Following is a question by the Hon Cheung Kwok-che and a written reply by the Secretary for Labour and Welfare, Mr Matthew Cheung, in the Legislative Council today (November 18):
Last year, the Buildings Department published the Design Manual – Barrier Free Access 2008 (the Manual) to provide guidelines on building design to facilitate access by persons with disabilities (PWDs).However, some of the guidelines are not applicable to food premises.A survey conducted by the University of Hong Kong in June this year reveals that the entrances of most of the restaurants of fast food chains in Hong Kong have steps or thresholds but no access ramps.Immovable seats are also used in many food premises, neglecting the needs of PWDs.In this connection, will the Government inform this Council:
(a) why the Manual has not made it mandatory for food premises to provide suitable ramps at their main entrances for access by PWDs and seats specially designed for them; and
(b) whether it will examine when it will incorporate the requirements in (a) in the Manual so as to meet the needs of PWDs?
(a) To facilitate persons with disabilities (PWDs) to enjoy equal opportunity in entering premises and using the facilities therein, a requirement that ramps shall be provided at all changes in level (including entrance to premises), other than those served by a suitable accessible lift or accessible lifting mechanism at non-domestic premises, has already been stipulated in section 14 of the Third Schedule of the Building (Planning) Regulation (the Regulation) and section 14 of Chapter 4 of the Design Manual: Barrier Free Access 2008 (the Design Manual).The requirement of provision of ramps is not only applicable to food premises, but also generally to other non-domestic premises (such as shopping arcade, department stores etc.) and the common area of domestic premises.The above-mentioned requirement of provision of ramps at non-domestic premises has already been incorporated in the Regulation and Design Manual since 1985 and applicable to new buildings and alterations or additions of existing buildings thereafter.Since the Regulation and Design Manual do not have retrospective effect, this requirement is not applicable to food premises located at buildings built before the effective date of this requirement.However, these premises will be subject to this requirement when carrying out alteration or addition works (these include works involving structural alterations).
At present, the Regulation and Design Manual mainly regulate the building design and do not stipulate specific requirements for the furniture, including the seating design, of the food premises.
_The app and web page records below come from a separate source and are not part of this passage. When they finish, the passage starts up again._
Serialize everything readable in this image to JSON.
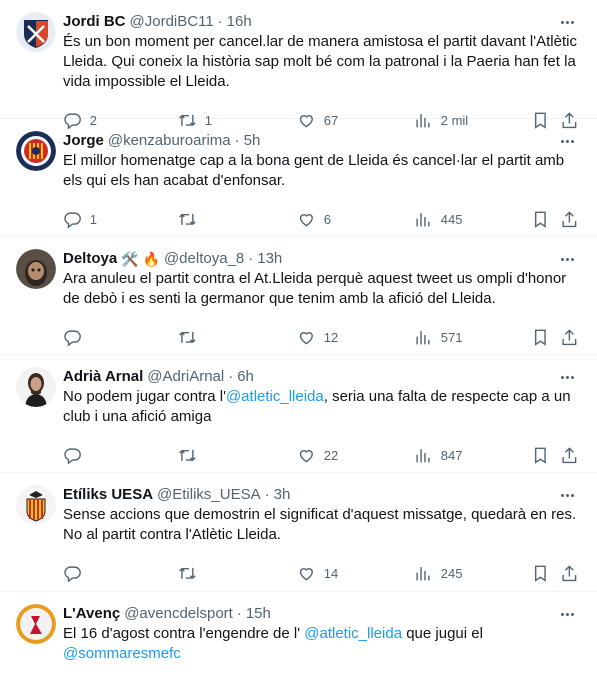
{
  "tweets": [
    {
      "name": "Jordi BC",
      "emoji": "",
      "handle": "@JordiBC11",
      "time": "16h",
      "text_parts": [
        {
          "t": "És un bon moment per cancel.lar de manera amistosa el partit davant l'Atlètic Lleida. Qui coneix la història sap molt bé com la patronal i la Paeria han fet la vida impossible el Lleida.",
          "m": false
        }
      ],
      "replies": "2",
      "retweets": "1",
      "likes": "67",
      "views": "2 mil"
    },
    {
      "name": "Jorge",
      "emoji": "",
      "handle": "@kenzaburoarima",
      "time": "5h",
      "text_parts": [
        {
          "t": "El millor homenatge cap a la bona gent de Lleida és cancel·lar el partit amb els qui els han acabat d'enfonsar.",
          "m": false
        }
      ],
      "replies": "1",
      "retweets": "",
      "likes": "6",
      "views": "445"
    },
    {
      "name": "Deltoya",
      "emoji": "🛠️ 🔥",
      "handle": "@deltoya_8",
      "time": "13h",
      "text_parts": [
        {
          "t": "Ara anuleu el partit contra el At.Lleida perquè aquest tweet us ompli d'honor de debò i es senti la germanor que tenim amb la afició del Lleida.",
          "m": false
        }
      ],
      "replies": "",
      "retweets": "",
      "likes": "12",
      "views": "571"
    },
    {
      "name": "Adrià Arnal",
      "emoji": "",
      "handle": "@AdriArnal",
      "time": "6h",
      "text_parts": [
        {
          "t": "No podem jugar contra l'",
          "m": false
        },
        {
          "t": "@atletic_lleida",
          "m": true
        },
        {
          "t": ", seria una falta de respecte cap a un club i una afició amiga",
          "m": false
        }
      ],
      "replies": "",
      "retweets": "",
      "likes": "22",
      "views": "847"
    },
    {
      "name": "Etíliks UESA",
      "emoji": "",
      "handle": "@Etiliks_UESA",
      "time": "3h",
      "text_parts": [
        {
          "t": "Sense accions que demostrin el significat d'aquest missatge, quedarà en res. No al partit contra l'Atlètic Lleida.",
          "m": false
        }
      ],
      "replies": "",
      "retweets": "",
      "likes": "14",
      "views": "245"
    },
    {
      "name": "L'Avenç",
      "emoji": "",
      "handle": "@avencdelsport",
      "time": "15h",
      "text_parts": [
        {
          "t": "El 16 d'agost contra l'engendre de l' ",
          "m": false
        },
        {
          "t": "@atletic_lleida",
          "m": true
        },
        {
          "t": " que jugui el ",
          "m": false
        },
        {
          "t": "@sommaresmefc",
          "m": true
        }
      ],
      "replies": "",
      "retweets": "",
      "likes": "",
      "views": ""
    }
  ],
  "icons": {
    "reply": "reply-icon",
    "retweet": "retweet-icon",
    "like": "heart-icon",
    "views": "views-icon",
    "bookmark": "bookmark-icon",
    "share": "share-icon",
    "more": "more-icon"
  },
  "colors": {
    "text": "#0f1419",
    "secondary": "#536471",
    "link": "#1d9bf0",
    "border": "#eff3f4"
  }
}
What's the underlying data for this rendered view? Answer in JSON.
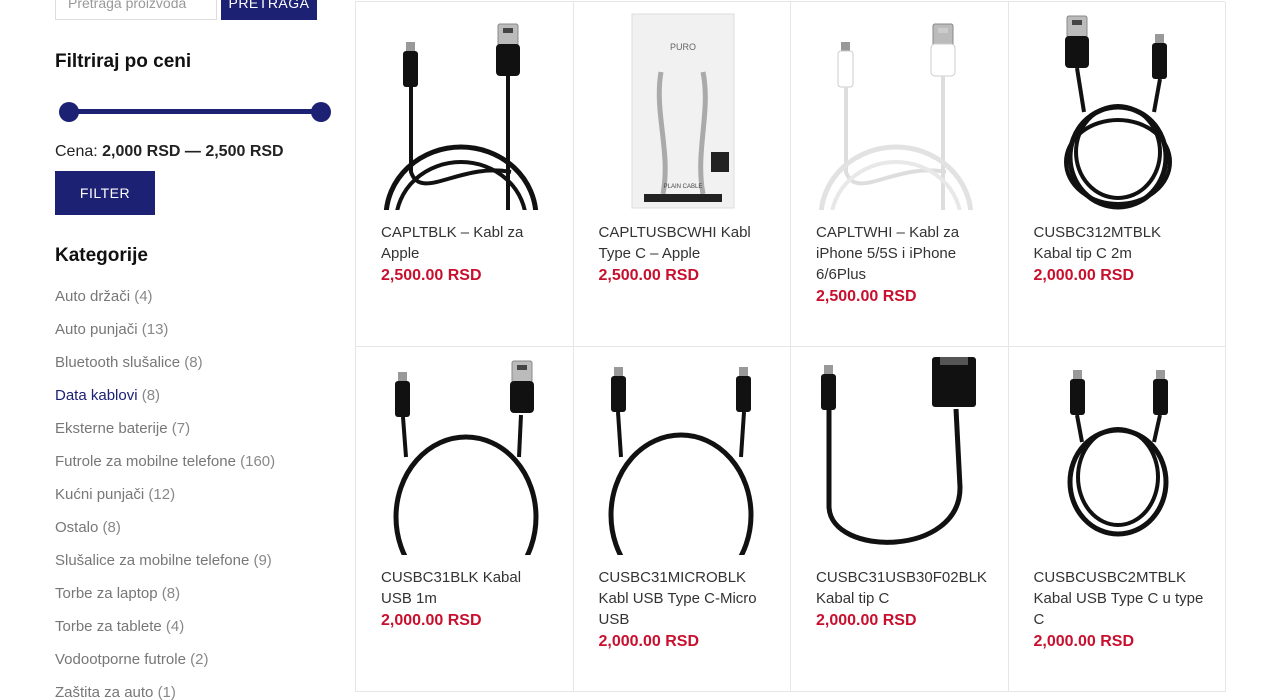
{
  "search": {
    "placeholder": "Pretraga proizvoda",
    "button_label": "PRETRAGA"
  },
  "price_filter": {
    "title": "Filtriraj po ceni",
    "price_prefix": "Cena:",
    "min_price": "2,000 RSD",
    "separator": "—",
    "max_price": "2,500 RSD",
    "slider_min_fraction": 0.0,
    "slider_max_fraction": 1.0,
    "button_label": "FILTER"
  },
  "categories": {
    "title": "Kategorije",
    "items": [
      {
        "label": "Auto držači",
        "count": "(4)"
      },
      {
        "label": "Auto punjači",
        "count": "(13)"
      },
      {
        "label": "Bluetooth slušalice",
        "count": "(8)"
      },
      {
        "label": "Data kablovi",
        "count": "(8)",
        "active": true
      },
      {
        "label": "Eksterne baterije",
        "count": "(7)"
      },
      {
        "label": "Futrole za mobilne telefone",
        "count": "(160)"
      },
      {
        "label": "Kućni punjači",
        "count": "(12)"
      },
      {
        "label": "Ostalo",
        "count": "(8)"
      },
      {
        "label": "Slušalice za mobilne telefone",
        "count": "(9)"
      },
      {
        "label": "Torbe za laptop",
        "count": "(8)"
      },
      {
        "label": "Torbe za tablete",
        "count": "(4)"
      },
      {
        "label": "Vodootporne futrole",
        "count": "(2)"
      },
      {
        "label": "Zaštita za auto",
        "count": "(1)"
      }
    ]
  },
  "products": [
    {
      "title": "CAPLTBLK – Kabl za Apple",
      "price": "2,500.00 RSD",
      "image": "cable-lightning-black"
    },
    {
      "title": "CAPLTUSBCWHI Kabl Type C – Apple",
      "price": "2,500.00 RSD",
      "image": "cable-packaged-white",
      "package_brand": "PURO",
      "package_label": "PLAIN CABLE"
    },
    {
      "title": "CAPLTWHI – Kabl za iPhone 5/5S i iPhone 6/6Plus",
      "price": "2,500.00 RSD",
      "image": "cable-lightning-white"
    },
    {
      "title": "CUSBC312MTBLK Kabal tip C 2m",
      "price": "2,000.00 RSD",
      "image": "cable-coiled-black"
    },
    {
      "title": "CUSBC31BLK Kabal USB 1m",
      "price": "2,000.00 RSD",
      "image": "cable-usb-black"
    },
    {
      "title": "CUSBC31MICROBLK Kabl USB Type C-Micro USB",
      "price": "2,000.00 RSD",
      "image": "cable-micro-black"
    },
    {
      "title": "CUSBC31USB30F02BLK Kabal tip C",
      "price": "2,000.00 RSD",
      "image": "cable-otg-black"
    },
    {
      "title": "CUSBCUSBC2MTBLK Kabal USB Type C u type C",
      "price": "2,000.00 RSD",
      "image": "cable-typec-coiled-black"
    }
  ],
  "colors": {
    "accent": "#1c2174",
    "price": "#c8102e",
    "text": "#333333"
  }
}
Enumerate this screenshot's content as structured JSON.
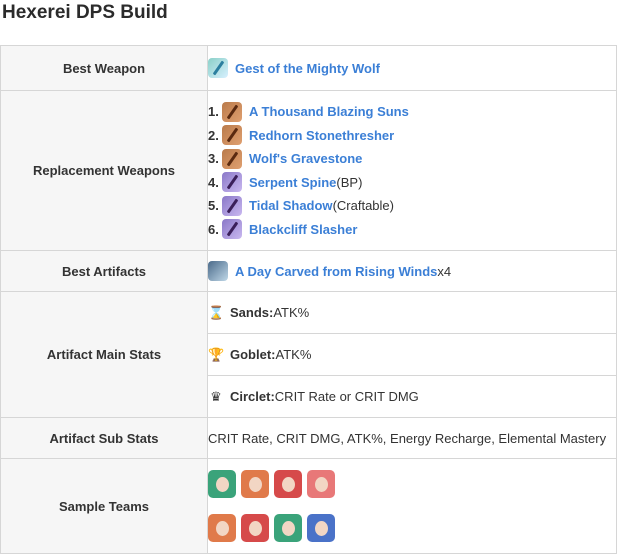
{
  "title": "Hexerei DPS Build",
  "rows": {
    "best_weapon": {
      "label": "Best Weapon",
      "name": "Gest of the Mighty Wolf",
      "icon": "sword-icon"
    },
    "replacement": {
      "label": "Replacement Weapons",
      "items": [
        {
          "num": "1.",
          "name": "A Thousand Blazing Suns",
          "note": "",
          "icon": "claymore-icon"
        },
        {
          "num": "2.",
          "name": "Redhorn Stonethresher",
          "note": "",
          "icon": "claymore-icon"
        },
        {
          "num": "3.",
          "name": "Wolf's Gravestone",
          "note": "",
          "icon": "claymore-icon"
        },
        {
          "num": "4.",
          "name": "Serpent Spine",
          "note": " (BP)",
          "icon": "claymore-icon"
        },
        {
          "num": "5.",
          "name": "Tidal Shadow",
          "note": " (Craftable)",
          "icon": "claymore-icon"
        },
        {
          "num": "6.",
          "name": "Blackcliff Slasher",
          "note": "",
          "icon": "claymore-icon"
        }
      ]
    },
    "best_artifacts": {
      "label": "Best Artifacts",
      "name": "A Day Carved from Rising Winds",
      "suffix": " x4",
      "icon": "artifact-icon"
    },
    "main_stats": {
      "label": "Artifact Main Stats",
      "sands_label": "Sands:",
      "sands_value": " ATK%",
      "goblet_label": "Goblet:",
      "goblet_value": " ATK%",
      "circlet_label": "Circlet:",
      "circlet_value": " CRIT Rate or CRIT DMG"
    },
    "sub_stats": {
      "label": "Artifact Sub Stats",
      "value": "CRIT Rate, CRIT DMG, ATK%, Energy Recharge, Elemental Mastery"
    },
    "teams": {
      "label": "Sample Teams"
    }
  }
}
According to section 26(1) of the Disability Discrimination Ordinance (DDO), it is unlawful for a person who, whether for payment or not, provides goods, services or facilities, to discriminate against another person with a disability in the terms and conditions or in the manner, in providing goods, services or facilities to the latter.If a person with a disability is not able to use the goods, services or facilities provided by a food premises owing to inadequate access facilities or lack of suitable seating for use by a person with a disability, he/she may lodge a complaint to the Equal Opportunities Commission.However, as stipulated in section 26(2) of DDO, section 26(1) shall not apply if the provision of the goods, services or facilities would impose unjustifiable hardship (circumstances to be taken into account include : the reasonableness of any accommodation to be made available to a person with a disability; the nature of the benefit or detriment likely to accrue or be suffered by any person concerned; the effect of the disability of a person concerned; and the financial circumstances of and the estimated amount of expenditure required to be made by the person claiming unjustifiable hardship) on the person who would have to provide those goods, services or facilities.
(b) The requirements incorporated in the current version of the Design Manual have been made on the basis of consensus reached after a comprehensive review and extensive consultation with stakeholders conducted since 2002.These include a six-month public consultation between January and June 2006.During the consultation, relevant stakeholders did not make concrete proposals on the seating design of food premises for thorough discussion.We will continue to listen to the views of PWDs and stakeholders and strive to encourage all sectors, including the food business, to collaborate to build a barrier-free environment, thereby facilitating PWDs to receive services and enjoy community facilities on an equal basis.